In 2006, the third Legacy of Servant Leadership Lifetime Achievement Award was presented to Dabney Kennedy.
Dabney Kennedy was born in March 1936, in Stephenville, Texas, a little town about 70 miles southwest of Fort Worth. He enrolled in Cub Scouting and earned the Arrow of Light. When old enough, he became a Boy Scout, serving first as patrol leader and later as senior patrol leader. He earned the Eagle Award, with palms, and then went on to join Explorers and earn that program’s Silver Award.
Kennedy was inducted into the very small Otena lodge in 1950. The lodge was so young that there were no Brotherhood Honor members in it at that point. In 1952, Kennedy became Otena’s first Brotherhood member and was bestowed this honor by Karankawa Lodge. In 1954 he was in his lodge’s first class of Vigil Honor members and received the name “Akikta” which is interpreted as “One Who Works With Determination.” Kennedy served as lodge secretary, two terms as lodge chief, and at the age of 18 he was appointed to be the “junior lodge adviser”. Kennedy attended as a youth numerous area meetings, and got to know E. Urner Goodman.
He served on the camp staff and later became the camp director. At the National Jamboree in 1957 at Valley Forge he served on the OA Service Corps and led his lodge delegation to NOAC in Lawrence, Kansas in 1958. Since 1958, Kennedy has participated in and played an instrumental part in the production of over 30 national events for the Order. He served the Order as the program chairman for over ten National OA Conferences (NOAC) where he was responsible for most of the coordination of NOAC.
Dabney is a recipient of the OA Distinguished Service Award (1969), Silver Beaver (1970), and Silver Antelope (1989). He has served as Cubmaster, Troop Committee Chairman, Council Camping Chairman, Lodge Adviser of Colonneh Lodge for 20 years, and section adviser for 22 years. He was appointed Vice Chairman of Program in 1985 for the National OA Committee, a post he held through 1996 – and he served as the lead adviser for NOAC and other national OA events during those years.

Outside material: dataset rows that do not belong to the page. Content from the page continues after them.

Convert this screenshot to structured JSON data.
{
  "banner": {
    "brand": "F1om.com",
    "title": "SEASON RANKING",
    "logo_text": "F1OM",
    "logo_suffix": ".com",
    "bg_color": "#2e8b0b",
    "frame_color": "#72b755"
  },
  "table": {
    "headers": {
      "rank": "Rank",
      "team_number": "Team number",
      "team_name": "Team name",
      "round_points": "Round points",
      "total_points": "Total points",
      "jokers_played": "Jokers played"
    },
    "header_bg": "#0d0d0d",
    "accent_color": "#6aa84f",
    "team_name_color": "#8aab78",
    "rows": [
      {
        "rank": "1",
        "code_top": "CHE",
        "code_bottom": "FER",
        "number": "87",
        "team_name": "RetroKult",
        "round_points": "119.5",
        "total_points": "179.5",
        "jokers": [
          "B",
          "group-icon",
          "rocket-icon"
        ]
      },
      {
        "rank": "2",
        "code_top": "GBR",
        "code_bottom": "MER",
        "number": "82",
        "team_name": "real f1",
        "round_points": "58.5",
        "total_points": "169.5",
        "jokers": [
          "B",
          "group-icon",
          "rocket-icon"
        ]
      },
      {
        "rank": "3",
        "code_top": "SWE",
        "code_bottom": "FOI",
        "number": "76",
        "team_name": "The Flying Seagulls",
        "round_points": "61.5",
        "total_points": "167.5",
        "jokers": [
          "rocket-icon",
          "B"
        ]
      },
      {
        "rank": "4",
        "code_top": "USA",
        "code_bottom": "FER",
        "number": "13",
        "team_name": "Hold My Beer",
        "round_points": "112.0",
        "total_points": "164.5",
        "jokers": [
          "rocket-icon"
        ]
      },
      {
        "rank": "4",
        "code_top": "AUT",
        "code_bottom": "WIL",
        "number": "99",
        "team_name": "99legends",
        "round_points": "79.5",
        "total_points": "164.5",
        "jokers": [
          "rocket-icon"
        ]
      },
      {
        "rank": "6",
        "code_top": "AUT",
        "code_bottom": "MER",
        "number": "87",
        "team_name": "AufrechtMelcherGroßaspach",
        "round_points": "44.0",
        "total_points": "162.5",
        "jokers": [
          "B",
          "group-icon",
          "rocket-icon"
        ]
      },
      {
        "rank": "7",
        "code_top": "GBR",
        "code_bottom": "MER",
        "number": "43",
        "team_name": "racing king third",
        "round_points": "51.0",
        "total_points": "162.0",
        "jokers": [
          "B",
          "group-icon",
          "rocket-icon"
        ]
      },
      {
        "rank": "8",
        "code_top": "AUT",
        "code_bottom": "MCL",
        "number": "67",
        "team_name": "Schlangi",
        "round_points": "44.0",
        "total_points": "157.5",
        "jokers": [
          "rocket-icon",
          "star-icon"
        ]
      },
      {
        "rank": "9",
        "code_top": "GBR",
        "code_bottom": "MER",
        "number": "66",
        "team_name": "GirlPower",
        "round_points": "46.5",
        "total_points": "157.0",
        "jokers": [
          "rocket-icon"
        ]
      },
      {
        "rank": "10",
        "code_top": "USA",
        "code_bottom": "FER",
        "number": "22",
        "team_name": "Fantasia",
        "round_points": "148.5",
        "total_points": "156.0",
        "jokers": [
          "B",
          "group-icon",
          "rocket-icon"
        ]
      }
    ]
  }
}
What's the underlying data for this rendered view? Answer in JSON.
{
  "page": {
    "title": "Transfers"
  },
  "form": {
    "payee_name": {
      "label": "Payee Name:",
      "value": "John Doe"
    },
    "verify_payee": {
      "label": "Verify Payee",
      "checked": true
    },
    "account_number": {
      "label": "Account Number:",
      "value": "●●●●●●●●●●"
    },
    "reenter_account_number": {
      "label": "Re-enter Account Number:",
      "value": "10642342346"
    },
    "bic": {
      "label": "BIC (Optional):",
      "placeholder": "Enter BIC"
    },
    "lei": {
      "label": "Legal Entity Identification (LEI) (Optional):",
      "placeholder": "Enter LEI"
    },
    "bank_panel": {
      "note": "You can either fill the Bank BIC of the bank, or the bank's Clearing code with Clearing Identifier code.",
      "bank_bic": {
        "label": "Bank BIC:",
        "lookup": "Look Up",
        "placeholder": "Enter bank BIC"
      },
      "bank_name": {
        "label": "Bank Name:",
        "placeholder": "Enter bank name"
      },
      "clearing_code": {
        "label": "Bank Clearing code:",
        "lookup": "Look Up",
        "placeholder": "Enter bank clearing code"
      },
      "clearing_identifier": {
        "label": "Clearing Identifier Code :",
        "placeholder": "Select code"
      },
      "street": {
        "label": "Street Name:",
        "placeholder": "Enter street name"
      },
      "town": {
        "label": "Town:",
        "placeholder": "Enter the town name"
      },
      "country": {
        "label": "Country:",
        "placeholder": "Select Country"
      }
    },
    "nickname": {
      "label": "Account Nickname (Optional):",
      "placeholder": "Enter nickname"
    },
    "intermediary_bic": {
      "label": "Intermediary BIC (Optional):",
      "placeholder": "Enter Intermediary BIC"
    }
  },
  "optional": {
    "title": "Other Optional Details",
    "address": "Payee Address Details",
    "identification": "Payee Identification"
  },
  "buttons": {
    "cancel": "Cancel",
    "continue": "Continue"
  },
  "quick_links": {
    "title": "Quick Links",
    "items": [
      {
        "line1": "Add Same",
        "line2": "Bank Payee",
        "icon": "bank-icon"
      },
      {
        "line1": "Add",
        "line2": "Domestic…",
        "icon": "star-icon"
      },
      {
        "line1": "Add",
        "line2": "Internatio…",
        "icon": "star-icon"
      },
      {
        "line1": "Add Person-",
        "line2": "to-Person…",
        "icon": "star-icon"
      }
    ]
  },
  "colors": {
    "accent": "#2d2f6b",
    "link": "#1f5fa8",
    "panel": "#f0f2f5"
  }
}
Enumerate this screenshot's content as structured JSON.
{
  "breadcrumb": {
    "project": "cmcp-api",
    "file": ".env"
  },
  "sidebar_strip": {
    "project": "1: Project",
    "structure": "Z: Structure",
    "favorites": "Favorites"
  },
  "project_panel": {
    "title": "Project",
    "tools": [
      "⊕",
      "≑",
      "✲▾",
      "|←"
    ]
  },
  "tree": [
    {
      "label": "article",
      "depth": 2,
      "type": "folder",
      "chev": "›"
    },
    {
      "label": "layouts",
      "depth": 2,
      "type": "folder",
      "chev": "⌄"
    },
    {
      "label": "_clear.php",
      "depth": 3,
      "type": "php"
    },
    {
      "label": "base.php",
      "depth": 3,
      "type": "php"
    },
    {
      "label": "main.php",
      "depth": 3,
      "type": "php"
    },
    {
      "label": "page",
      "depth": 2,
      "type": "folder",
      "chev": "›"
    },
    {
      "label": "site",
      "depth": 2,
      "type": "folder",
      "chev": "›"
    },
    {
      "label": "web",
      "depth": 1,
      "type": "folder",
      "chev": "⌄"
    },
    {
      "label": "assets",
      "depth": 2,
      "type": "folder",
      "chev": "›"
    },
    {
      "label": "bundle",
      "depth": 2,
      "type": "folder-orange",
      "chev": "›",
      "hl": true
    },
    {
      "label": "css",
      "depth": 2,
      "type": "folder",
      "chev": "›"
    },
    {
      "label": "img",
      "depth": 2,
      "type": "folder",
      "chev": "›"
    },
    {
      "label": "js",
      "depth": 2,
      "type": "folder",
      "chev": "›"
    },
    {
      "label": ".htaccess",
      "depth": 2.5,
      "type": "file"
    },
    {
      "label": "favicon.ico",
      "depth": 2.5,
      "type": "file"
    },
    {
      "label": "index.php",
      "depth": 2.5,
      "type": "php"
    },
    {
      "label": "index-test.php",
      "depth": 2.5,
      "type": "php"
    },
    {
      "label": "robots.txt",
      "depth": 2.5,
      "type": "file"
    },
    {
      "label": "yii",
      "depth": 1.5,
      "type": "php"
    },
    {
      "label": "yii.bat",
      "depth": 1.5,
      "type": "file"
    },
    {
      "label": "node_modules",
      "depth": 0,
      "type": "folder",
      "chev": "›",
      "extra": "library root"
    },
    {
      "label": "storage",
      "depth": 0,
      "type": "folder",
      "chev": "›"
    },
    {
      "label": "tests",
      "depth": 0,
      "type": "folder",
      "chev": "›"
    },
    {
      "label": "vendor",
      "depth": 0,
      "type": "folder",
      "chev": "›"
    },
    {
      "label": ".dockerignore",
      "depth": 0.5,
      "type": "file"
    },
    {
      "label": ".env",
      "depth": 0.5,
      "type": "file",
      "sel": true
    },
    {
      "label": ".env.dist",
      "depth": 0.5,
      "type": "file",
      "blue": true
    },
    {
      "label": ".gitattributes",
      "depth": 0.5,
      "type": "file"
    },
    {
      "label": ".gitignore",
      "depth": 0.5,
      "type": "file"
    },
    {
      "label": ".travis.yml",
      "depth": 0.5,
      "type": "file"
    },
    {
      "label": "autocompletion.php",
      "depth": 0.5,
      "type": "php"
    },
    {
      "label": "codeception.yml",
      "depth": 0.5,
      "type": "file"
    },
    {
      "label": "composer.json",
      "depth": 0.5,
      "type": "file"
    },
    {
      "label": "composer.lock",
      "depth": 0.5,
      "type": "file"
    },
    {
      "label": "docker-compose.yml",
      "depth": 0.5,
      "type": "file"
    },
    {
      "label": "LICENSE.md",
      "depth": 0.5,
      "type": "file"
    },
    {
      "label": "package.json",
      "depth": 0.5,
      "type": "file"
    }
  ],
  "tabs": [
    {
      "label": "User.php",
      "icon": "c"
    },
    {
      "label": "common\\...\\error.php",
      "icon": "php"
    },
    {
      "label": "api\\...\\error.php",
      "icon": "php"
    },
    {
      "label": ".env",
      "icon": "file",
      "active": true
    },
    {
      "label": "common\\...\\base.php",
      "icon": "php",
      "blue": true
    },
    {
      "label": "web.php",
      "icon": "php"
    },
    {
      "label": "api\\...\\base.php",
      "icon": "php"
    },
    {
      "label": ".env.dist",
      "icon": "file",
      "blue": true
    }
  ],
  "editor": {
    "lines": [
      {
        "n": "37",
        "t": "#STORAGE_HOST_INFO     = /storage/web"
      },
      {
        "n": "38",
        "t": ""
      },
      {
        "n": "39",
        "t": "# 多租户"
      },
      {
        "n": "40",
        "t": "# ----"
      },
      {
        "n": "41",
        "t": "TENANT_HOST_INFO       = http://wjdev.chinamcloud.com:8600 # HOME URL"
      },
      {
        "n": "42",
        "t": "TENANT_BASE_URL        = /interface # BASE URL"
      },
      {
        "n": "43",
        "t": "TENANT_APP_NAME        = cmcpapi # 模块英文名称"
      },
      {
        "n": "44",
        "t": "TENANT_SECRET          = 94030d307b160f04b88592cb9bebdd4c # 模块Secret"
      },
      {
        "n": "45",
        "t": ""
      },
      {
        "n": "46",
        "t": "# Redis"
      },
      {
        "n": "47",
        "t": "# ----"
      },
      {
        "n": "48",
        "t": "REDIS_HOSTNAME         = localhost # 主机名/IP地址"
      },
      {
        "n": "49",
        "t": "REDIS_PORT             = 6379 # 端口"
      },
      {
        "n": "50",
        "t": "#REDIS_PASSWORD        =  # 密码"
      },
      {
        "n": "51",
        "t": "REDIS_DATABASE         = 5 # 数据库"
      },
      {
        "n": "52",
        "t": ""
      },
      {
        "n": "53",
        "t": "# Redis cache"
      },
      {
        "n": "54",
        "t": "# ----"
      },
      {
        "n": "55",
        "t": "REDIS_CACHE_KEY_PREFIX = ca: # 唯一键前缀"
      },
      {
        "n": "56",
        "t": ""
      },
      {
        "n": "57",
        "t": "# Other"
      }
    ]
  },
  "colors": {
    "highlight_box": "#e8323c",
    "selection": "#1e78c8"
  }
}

These accomplishments, however impressive themselves, cannot begin to describe the positive influence and mark Dabney has left on the Order. Kennedy also made an impact on the Order as a whole by designing and creating the Founder’s Award. As a visionary of his time, he realized the need to have a national event every summer and the importance of electing new national youth officers for one-year terms instead of two-year terms. Dabney was appointed to the National OA Committee in 1970 and quickly got involved in the development and implementation of the Order’s national programs. He helped to create the OA 60th Anniversary / Bicentennial Award, rolled out in 1975, and later NOAC participation awards and the OA 75th Anniversary Award. He created the OA’s history in coins and guided the production and preservation of the video footage of Dr. Goodman.
Outside of Scouting, in 1964 Kennedy graduated from the University of Texas, School of Pharmacy and had a very successful career as a pharmacist. Most notably, he spent 30 years working for the Dow Chemical Company as a Regional Sales Manager, National Sales Trainer, and National Safety Manager. He married his wife Peggy Jean in 1960 and has two sons that are both Eagle Scouts and members of the Order.
When he received the Lifetime Achievement Award, he wore the sash Goodman gave to Carl Marchetti—the same sash Marchetti wore to receive his Lifetime Achievement Award. Kennedy wished that all future recipients would wear the sash when accepting the award.
When asked about his strong and continued magnetic passion for the Order of the Arrow he responded that the most rewarding part of continued service was being able to watch young boys grow and develop into strong, mature leaders through the Order. He went on to say that a NOAC is so important and unique because the youth volunteers set the standard. NOAC allows young leaders to breathe new life and ideas into the Order and gives them a chance to nurture their strengths as young men and the leaders of tomorrow.
Those who are acquainted with Dabney and have benefited from his counsel know first-hand of his effectiveness as an adviser and mentor, of his persistence and determination. He is known to be inspired and inspiring, motivated and motivating. He is passionate about everything he undertakes, an innovator and a peacemaker. Arrowmen of all ages admire him. Dabney Kennedy is truly an inspirational leader and the Order of the Arrow is fortunate to have such a devoted volunteer who seeks, and challenges others to seek, the higher vision.